Write out each line of the records that has "title" in it.
^^^^
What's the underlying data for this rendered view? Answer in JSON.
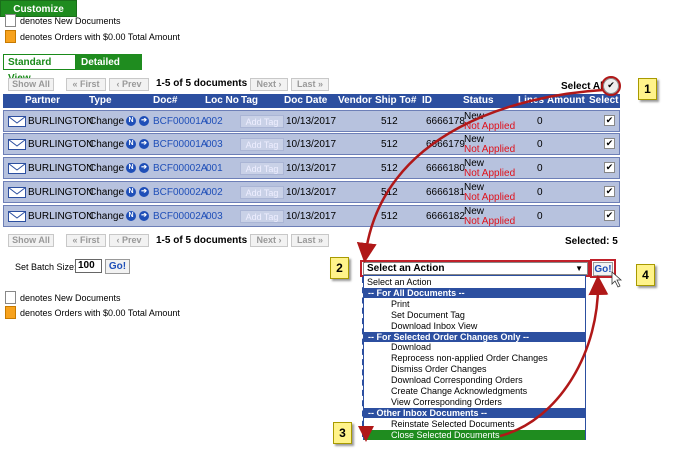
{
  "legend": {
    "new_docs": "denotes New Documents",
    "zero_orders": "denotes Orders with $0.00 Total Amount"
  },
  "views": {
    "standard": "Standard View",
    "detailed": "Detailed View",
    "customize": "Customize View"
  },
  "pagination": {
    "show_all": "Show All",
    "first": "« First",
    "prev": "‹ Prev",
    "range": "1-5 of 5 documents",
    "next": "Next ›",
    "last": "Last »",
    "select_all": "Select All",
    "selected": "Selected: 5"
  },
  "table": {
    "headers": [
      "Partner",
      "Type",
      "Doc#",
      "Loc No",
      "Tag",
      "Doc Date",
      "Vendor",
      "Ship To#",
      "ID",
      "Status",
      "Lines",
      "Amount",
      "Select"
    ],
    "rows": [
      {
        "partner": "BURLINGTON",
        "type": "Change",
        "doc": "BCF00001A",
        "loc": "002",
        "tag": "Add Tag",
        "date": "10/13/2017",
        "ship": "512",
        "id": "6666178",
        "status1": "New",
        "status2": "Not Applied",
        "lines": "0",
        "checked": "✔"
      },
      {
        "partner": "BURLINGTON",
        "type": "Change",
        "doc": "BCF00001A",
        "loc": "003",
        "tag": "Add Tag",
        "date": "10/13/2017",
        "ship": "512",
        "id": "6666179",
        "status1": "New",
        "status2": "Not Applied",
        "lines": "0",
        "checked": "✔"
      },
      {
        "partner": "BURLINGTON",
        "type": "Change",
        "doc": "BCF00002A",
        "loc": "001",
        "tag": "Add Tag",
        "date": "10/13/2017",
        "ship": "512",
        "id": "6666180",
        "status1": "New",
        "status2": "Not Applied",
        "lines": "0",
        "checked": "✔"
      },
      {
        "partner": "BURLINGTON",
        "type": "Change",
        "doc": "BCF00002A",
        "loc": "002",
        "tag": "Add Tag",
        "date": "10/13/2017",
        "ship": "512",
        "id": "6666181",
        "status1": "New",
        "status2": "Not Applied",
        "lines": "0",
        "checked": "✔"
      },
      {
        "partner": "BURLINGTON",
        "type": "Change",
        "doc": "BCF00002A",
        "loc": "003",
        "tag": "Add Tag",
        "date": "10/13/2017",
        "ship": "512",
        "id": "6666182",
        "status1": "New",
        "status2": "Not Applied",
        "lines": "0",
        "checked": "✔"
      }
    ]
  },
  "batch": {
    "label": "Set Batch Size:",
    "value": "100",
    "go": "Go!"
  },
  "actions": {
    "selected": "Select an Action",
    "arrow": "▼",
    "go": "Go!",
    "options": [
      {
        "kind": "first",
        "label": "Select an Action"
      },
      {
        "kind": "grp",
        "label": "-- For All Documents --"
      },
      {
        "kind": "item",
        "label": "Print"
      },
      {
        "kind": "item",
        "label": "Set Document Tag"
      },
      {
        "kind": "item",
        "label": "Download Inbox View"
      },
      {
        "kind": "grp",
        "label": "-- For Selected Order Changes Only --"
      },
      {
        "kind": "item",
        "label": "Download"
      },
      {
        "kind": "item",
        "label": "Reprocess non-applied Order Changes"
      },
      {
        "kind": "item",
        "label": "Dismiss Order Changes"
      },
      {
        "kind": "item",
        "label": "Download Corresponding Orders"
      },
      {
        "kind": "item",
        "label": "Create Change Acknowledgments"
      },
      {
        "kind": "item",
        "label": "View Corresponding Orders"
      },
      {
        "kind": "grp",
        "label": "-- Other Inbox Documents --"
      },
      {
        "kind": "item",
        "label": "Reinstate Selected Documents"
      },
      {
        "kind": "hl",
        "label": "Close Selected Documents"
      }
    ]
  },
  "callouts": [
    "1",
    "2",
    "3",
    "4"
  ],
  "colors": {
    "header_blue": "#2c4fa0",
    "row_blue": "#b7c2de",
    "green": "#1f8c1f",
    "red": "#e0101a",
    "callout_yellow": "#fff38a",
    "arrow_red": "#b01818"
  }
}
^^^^
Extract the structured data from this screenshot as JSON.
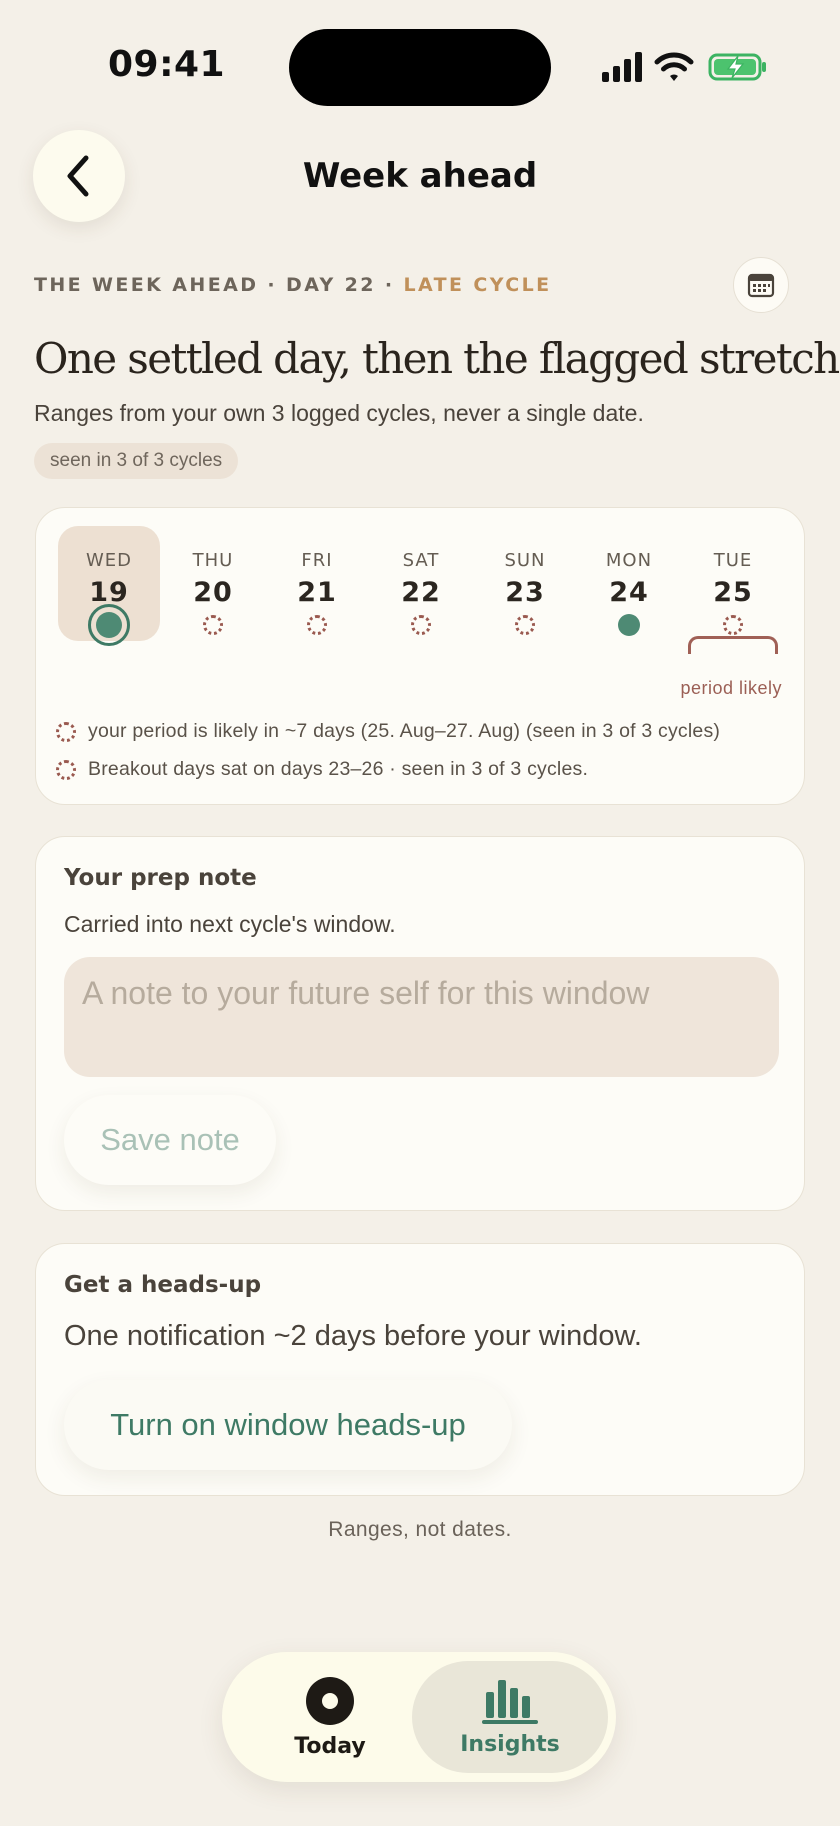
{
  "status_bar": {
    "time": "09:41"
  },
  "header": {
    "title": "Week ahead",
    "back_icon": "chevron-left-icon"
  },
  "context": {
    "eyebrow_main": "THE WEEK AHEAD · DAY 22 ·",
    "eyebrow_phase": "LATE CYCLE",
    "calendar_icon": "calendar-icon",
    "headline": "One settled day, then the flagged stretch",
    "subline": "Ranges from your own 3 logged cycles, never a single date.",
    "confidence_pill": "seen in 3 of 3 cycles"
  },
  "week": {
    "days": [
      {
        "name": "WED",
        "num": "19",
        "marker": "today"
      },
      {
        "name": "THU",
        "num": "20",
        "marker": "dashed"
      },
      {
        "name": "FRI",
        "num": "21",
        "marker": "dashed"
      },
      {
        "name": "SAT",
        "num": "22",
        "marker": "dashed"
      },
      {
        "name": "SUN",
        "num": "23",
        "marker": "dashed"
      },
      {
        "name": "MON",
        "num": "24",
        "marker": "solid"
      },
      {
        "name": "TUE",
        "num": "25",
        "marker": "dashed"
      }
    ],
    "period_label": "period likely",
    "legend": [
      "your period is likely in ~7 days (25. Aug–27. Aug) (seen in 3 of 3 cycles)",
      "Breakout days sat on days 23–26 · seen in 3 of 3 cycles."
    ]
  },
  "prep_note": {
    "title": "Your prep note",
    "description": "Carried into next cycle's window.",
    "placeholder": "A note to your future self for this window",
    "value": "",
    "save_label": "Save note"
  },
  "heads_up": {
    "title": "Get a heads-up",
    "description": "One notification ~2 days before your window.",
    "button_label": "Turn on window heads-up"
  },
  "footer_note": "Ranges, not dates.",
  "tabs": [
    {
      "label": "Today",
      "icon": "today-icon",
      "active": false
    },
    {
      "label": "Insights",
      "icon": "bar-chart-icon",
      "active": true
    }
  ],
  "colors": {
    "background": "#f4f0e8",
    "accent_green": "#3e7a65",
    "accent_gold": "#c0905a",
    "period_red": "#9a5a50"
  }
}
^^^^
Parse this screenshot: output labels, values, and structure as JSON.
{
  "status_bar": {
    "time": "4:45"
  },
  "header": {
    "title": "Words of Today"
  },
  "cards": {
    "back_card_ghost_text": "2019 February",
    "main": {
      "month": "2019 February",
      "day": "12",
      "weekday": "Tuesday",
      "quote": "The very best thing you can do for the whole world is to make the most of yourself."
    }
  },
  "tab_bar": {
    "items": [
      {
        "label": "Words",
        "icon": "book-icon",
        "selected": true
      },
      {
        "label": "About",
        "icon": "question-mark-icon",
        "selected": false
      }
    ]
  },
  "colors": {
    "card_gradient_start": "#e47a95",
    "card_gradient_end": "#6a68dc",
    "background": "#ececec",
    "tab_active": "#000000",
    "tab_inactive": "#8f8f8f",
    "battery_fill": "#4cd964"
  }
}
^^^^
Answer for this exercise »
    "title": "Week ahead",
    "title": "Your prep note",
    "title": "Get a heads-up",
    "title": "Words of Today"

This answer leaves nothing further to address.